Avascular Necrosis of the Hip
Avascular necrosis also called osteonecrosis, refers to a painful condition which results from lack of blood supply to bone tissue gradually leading to bone death, collapse of the bone, collapse of articular cartilage covering the bone and finally to disabling arthritis.
Blood flow to the bone may be adversely affected from damage to the blood vessels due to an injury, blockage by air or fat embolism in the blood vessels or by inflammation of the walls of the blood vessels. Injury to the bone is the main cause of avascular necrosis. Other possible causes include use of corticosteroid medications, excessive consumption of alcohol, and excess pressure inside the bone.
Though it can affect any bone, the ends of the thigh bone (femoral heads) are most commonly involved. Avascular necrosis does not show any symptoms in the initial stages of the disease but as it progresses, patients complain of pain and stiffness in the affected joint. Pain may be mild but can become worse at night or following physical activity. Sometimes pain may be so severe that range of motion of the joint will be restricted.
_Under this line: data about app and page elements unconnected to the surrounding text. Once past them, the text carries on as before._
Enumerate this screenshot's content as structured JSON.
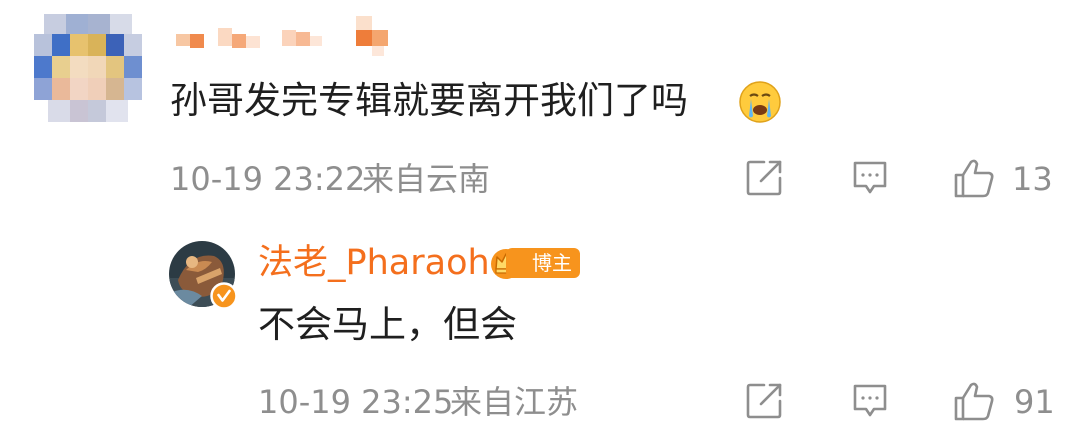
{
  "comment": {
    "text": "孙哥发完专辑就要离开我们了吗",
    "emoji": "crying-face-icon",
    "time": "10-19 23:22",
    "location": "来自云南",
    "like_count": "13"
  },
  "reply": {
    "username": "法老_Pharaoh",
    "badge": "博主",
    "text": "不会马上，但会",
    "time": "10-19 23:25",
    "location": "来自江苏",
    "like_count": "91"
  },
  "colors": {
    "username": "#f46f1d",
    "badge": "#f7941d",
    "meta": "#8e8e8e"
  }
}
Nonsurgical treatment involves the use of anti-inflammatory medications to relieve pain, blood thinning agents to reduce blood clots affecting blood flow, and cholesterol lowering agents to reduce fat deposition. Your doctor may advise to restrict activities and to use crutches to reduce weight bearing. Range of motion exercises may also be recommended. Stimulation with pulsed electromagnetic fields (PEMFs) or electrical current has been shown to be useful for enhancing bone repair and for exerting a chondro-protective effect on articular cartilage in the early stages of the disease and may also be recommended.
Non-surgical treatments usually relieve pain and delay the time until joint replacement becomes necessary. However, surgical treatment options are most successful especially when avascular necrosis is diagnosed in the very early stages prior to femoral head collapse.
Core Decompression is the most commonly performed procedure for osteonecrosis in the last three decades. Core decompression is a minimally invasive procedure. It is safe and has low complication rates. Core decompression delays the need for total hip arthroplasty and does not change the anatomy to compromise THA. However, outcome of core decompression is better when avascular necrosis is in the initial stage that when the lesions are small and bone is in the pre-collapse stage. During core decompression, one large hole or several smaller holes are drilled into the inner core of the bone to reduce pressure inside the bone (intraosseous). This also reduces the edema and increases the blood flow by creating channels for new blood vessels to nourish the affected areas of the bone providing significant pain relief.